otomo yoshihide, ryu hankil, yuen cheewai, yan jun, sachiko m, yang ge, xiao qiang, hong qile, gogo j, olivier heux, tao yi and junyuan
a spontaneous sound event.
April 14th of 2009, they hung out in Zhujiajiao, Shanghai. Some of them made some sounds in an abandon oil can, some not.
Now this big can is gone.
01 in 27’21
02 out 1’15
review by Brian Olewnick:
There was this large, abandoned, cylindrical metal object, maybe an oil tank. In 2009, several people cam to the site and made some noise. They were Otomo Yoshihide, Ryu Hankil, Yuen Cheewai, Yan Jun, Sachiko M, Yang Ge, Xian Qiang, Hong Qile, Gogo J, Olivier Heux and Junyuan. The sounds chosen are refreshingly non-obvious, no fist-banging on the interior walls. There are soft clocks and drips as well as a number of sustained sounds–whistling, moaning, keening–that don’t sound voice-derived but perhaps are. It’s also very open, not overcrowded as might be feared from eleven participants. There’s a 27-minute main track then a fun single minute of the troupe waling away…good job.
review by Aquarius Records:
An awesome recording of Japanese and Chinese sound artists – some of whom you should know and some of whom you probably don’t – gathering inside a massive oil container and mustering all sorts of acoustic noises in response to the huge amount of natural reverb within that space. Otomo Yoshihide and Sachiko M are the two big names from Japan, and Yan Jun is the most well known of the Chinese artists, although he’s accompanied by a half-dozen other artists as well.
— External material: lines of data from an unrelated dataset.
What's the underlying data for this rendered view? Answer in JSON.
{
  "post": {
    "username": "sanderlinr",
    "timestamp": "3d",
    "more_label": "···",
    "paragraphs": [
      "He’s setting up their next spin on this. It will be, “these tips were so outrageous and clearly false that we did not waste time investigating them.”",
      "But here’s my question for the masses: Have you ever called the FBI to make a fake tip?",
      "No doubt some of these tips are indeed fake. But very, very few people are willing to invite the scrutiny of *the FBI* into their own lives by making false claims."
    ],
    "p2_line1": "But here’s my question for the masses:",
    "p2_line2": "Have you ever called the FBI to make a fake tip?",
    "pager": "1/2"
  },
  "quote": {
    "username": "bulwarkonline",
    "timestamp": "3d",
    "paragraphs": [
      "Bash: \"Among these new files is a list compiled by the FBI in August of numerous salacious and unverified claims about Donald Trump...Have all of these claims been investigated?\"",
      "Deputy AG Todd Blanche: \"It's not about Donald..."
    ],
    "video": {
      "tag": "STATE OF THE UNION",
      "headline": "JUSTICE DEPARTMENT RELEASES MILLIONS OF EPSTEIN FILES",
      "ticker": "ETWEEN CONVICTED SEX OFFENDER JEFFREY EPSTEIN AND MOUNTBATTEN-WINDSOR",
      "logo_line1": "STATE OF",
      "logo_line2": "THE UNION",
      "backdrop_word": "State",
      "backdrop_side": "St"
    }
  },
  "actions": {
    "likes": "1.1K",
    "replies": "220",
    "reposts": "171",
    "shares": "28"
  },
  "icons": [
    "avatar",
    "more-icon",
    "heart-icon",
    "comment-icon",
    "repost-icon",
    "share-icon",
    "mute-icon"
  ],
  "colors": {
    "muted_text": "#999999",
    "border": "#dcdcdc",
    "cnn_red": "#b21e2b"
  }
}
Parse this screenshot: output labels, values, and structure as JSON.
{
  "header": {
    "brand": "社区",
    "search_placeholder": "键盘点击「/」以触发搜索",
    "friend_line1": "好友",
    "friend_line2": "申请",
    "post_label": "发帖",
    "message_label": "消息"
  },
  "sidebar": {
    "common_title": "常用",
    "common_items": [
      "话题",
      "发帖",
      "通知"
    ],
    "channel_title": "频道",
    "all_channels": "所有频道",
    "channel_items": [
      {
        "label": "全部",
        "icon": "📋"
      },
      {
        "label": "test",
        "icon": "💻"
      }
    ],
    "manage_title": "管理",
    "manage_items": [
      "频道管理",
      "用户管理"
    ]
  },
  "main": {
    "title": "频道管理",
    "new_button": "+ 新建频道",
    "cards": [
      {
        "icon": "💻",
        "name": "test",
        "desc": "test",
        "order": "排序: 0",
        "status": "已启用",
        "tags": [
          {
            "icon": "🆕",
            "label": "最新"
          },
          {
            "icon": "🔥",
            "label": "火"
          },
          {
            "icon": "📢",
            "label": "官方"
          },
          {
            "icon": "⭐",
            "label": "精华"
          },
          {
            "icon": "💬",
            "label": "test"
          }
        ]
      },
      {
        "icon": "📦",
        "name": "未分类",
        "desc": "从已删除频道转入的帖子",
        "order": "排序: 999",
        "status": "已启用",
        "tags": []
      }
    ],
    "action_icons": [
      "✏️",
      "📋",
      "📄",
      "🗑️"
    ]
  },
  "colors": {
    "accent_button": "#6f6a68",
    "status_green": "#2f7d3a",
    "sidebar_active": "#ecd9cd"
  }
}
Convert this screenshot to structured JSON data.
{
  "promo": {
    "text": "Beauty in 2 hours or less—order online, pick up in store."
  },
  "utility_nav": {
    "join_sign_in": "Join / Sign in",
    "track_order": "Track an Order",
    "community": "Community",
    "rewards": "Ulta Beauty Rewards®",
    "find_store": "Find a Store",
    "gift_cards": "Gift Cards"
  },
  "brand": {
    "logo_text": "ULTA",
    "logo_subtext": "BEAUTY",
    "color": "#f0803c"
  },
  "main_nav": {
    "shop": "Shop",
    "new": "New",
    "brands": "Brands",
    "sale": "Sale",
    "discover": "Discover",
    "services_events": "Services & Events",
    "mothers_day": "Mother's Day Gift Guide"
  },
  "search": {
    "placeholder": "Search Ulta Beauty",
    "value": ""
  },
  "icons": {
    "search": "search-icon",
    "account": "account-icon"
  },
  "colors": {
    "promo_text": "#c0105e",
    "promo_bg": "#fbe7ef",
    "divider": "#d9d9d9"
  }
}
While this might seem like a pretty large assortment of people making a racket inside the giant oil drum, the recording is suitably restrained with many of the bangs, scrapes, and prolonged vocalizations thoughtfully responding to the industrial reverb. It would be very easy to confuse some of these episodes with one of the fictional subterranean realms of Lustmord or Thomas Koner, but here all of that expansive isolationist reverb is in fact recorded live. Cracks of wood upon the thick metal walls give way to a coordinated chorale of sustained vocal bellowing that’s not too far from ritualized chants of the Tibetan or Gregorian variety, with small eruptions, clatterings, and rustlings of various objects presumably found within. When the activities diminish and some chiming metals are struck, the length of the echo seems to last close to 15 seconds before finally decaying to nothing, allowing resonance from outside to intrude. It’s very clear that all of those within the space know a thing or two about improvisation, knowing that shutting the hell up is just as important as making the right sound. But it’s the space itself – the Big Can – that is the real massive presence throughout the recording.
review on the watchful ear
review on sands zine